= Beginning of Section =

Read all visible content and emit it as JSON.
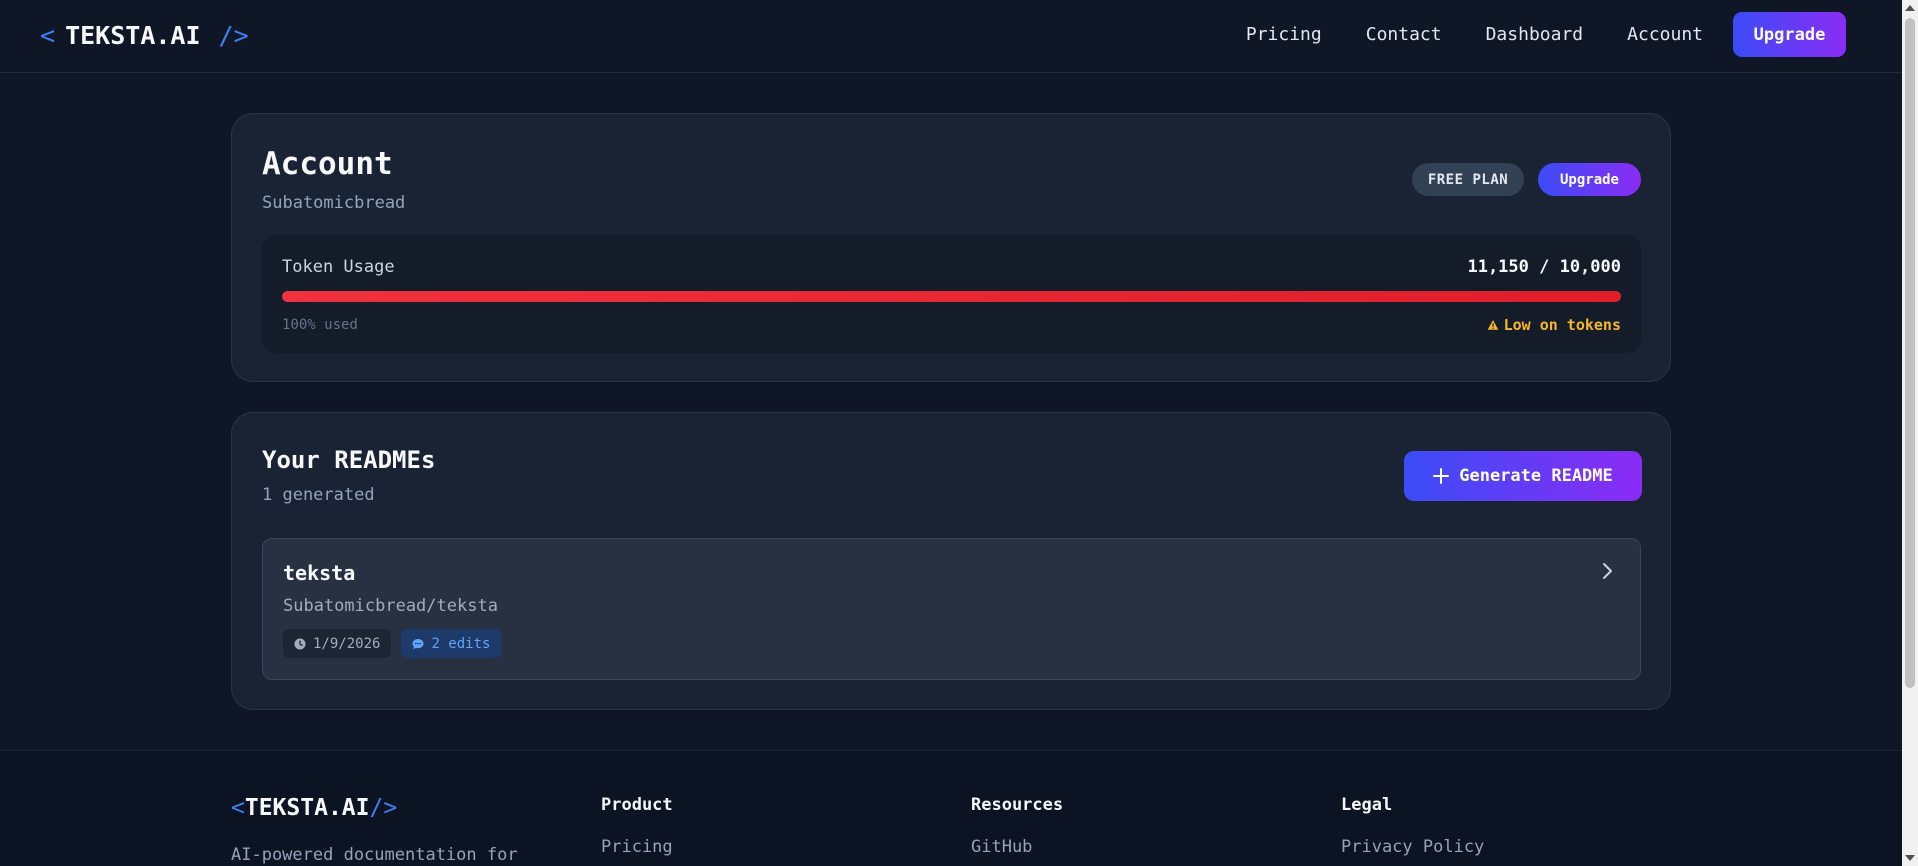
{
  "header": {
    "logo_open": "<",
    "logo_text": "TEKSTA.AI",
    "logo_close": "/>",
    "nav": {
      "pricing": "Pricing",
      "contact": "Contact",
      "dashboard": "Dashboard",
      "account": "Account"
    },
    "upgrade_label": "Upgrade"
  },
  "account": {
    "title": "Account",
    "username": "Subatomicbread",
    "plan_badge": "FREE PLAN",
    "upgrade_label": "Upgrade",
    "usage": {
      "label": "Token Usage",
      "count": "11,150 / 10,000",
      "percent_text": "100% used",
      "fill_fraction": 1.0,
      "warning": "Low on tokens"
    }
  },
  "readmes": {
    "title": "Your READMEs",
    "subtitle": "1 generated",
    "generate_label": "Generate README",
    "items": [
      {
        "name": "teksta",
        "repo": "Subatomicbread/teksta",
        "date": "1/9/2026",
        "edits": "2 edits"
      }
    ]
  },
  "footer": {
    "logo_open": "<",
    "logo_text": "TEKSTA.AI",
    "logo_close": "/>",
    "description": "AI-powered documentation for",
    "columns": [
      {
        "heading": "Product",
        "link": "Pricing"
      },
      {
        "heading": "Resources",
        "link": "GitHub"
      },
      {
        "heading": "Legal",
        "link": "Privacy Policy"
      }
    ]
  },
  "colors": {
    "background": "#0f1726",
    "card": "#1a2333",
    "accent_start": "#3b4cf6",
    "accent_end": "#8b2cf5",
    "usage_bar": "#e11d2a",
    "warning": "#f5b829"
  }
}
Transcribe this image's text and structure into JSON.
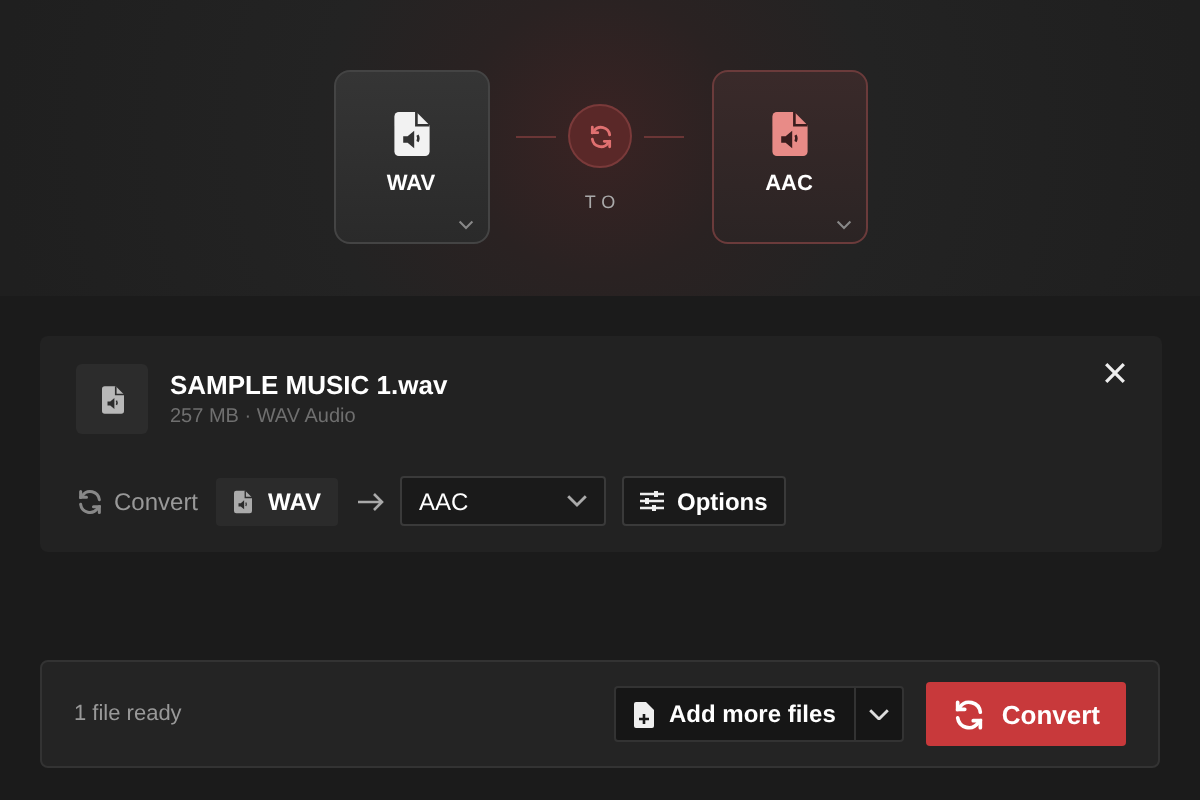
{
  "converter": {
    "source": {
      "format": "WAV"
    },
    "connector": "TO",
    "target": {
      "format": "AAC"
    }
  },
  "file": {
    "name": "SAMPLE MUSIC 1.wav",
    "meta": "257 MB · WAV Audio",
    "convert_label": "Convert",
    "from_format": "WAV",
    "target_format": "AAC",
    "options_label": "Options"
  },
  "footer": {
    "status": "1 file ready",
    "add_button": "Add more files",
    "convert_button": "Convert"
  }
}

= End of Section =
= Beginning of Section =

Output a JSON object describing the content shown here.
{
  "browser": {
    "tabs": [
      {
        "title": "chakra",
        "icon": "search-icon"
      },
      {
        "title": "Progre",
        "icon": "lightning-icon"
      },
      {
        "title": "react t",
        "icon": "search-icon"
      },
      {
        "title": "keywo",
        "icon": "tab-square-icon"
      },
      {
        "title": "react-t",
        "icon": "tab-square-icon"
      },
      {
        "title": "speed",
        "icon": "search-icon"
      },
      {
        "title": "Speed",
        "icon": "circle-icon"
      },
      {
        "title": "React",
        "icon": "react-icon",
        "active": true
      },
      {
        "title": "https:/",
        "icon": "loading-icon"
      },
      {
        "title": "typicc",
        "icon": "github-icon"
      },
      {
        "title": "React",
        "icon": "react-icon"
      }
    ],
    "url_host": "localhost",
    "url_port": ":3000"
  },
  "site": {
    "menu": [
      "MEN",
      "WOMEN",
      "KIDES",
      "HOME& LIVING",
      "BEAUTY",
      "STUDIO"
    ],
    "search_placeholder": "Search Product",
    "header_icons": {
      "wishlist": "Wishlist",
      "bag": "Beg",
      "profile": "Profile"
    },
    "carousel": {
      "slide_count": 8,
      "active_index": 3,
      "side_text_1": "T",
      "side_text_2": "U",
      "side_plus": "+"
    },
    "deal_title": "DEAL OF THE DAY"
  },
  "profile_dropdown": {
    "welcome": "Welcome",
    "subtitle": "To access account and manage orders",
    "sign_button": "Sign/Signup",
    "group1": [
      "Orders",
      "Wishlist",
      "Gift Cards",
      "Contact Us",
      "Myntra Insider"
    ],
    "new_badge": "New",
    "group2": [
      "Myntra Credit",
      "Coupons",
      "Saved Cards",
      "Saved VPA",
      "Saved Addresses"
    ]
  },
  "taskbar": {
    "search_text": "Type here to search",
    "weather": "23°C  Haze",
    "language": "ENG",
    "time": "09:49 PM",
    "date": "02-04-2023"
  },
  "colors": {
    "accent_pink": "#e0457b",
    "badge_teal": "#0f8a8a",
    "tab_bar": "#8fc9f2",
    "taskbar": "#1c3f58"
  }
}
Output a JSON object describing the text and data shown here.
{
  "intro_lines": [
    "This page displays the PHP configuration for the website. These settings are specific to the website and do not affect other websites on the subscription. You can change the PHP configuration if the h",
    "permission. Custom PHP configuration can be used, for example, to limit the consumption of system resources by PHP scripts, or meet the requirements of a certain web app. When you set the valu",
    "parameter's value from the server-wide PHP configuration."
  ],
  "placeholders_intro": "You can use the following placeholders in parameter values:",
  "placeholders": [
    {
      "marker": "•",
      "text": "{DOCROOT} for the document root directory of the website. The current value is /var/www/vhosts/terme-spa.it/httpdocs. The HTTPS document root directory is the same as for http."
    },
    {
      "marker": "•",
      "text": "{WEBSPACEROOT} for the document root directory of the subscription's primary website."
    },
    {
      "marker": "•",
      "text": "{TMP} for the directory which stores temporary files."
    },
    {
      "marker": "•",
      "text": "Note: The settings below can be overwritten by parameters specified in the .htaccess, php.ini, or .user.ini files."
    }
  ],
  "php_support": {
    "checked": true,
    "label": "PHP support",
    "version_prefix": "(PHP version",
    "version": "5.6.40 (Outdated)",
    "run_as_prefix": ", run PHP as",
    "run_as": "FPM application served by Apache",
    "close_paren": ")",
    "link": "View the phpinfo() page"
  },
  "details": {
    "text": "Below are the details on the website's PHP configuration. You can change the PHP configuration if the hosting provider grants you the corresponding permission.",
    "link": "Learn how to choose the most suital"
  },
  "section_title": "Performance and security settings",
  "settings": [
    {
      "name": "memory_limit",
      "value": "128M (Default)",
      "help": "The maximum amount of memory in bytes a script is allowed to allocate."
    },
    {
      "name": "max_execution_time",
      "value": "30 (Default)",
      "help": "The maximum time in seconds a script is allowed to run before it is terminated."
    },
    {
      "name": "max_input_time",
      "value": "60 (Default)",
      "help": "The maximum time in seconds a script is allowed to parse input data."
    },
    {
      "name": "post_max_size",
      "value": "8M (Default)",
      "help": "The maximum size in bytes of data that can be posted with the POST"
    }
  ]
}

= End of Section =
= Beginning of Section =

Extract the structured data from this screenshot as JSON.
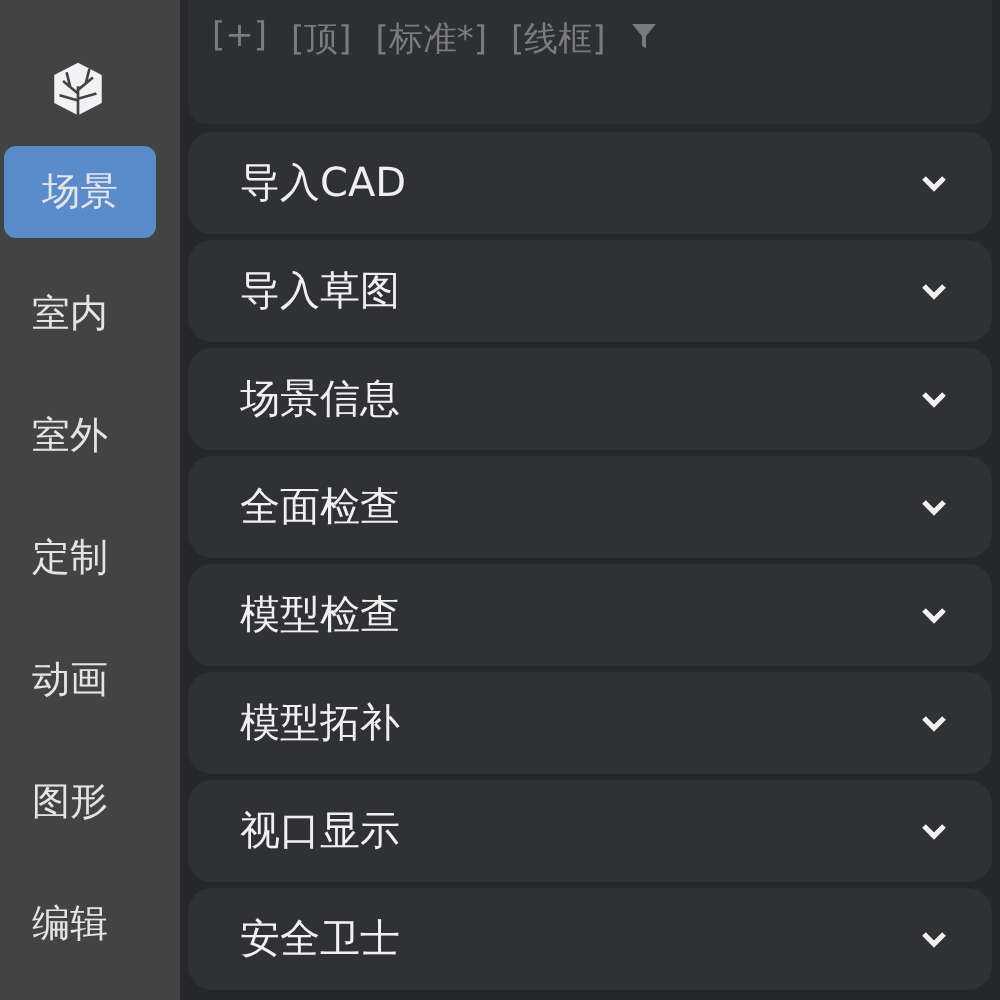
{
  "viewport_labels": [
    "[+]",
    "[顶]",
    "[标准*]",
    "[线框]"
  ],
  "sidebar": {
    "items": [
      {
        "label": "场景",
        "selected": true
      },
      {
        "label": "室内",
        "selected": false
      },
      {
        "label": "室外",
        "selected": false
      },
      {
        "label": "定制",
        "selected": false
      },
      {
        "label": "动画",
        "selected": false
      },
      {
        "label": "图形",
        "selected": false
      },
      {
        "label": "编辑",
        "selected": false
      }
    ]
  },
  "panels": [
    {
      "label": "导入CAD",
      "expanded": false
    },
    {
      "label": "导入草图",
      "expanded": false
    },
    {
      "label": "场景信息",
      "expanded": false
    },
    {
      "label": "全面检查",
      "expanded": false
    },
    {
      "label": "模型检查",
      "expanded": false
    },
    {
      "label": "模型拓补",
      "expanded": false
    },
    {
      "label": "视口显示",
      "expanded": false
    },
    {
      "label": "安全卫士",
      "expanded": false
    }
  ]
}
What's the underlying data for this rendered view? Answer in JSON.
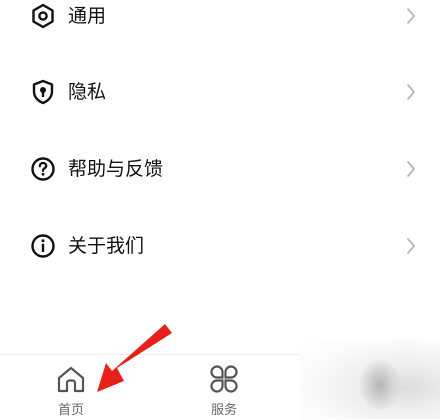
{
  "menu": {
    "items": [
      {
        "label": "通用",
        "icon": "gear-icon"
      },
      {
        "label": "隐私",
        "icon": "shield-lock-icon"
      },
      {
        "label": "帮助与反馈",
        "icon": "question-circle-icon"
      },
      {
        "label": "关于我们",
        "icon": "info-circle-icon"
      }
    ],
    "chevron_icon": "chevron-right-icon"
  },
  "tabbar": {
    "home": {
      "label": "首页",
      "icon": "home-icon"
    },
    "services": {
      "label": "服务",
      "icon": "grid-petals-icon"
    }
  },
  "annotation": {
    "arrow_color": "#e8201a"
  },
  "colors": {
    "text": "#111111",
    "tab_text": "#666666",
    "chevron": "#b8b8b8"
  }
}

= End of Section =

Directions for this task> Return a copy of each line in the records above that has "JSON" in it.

Output for this exercise>
Read all visible content and emit it as JSON.
Transcribe this image's text and structure into JSON.
Output a JSON object describing the content shown here.
Output a JSON object describing the text and data shown here.
Extract the structured data from this screenshot as JSON.
What's the underlying data for this rendered view? Answer in JSON.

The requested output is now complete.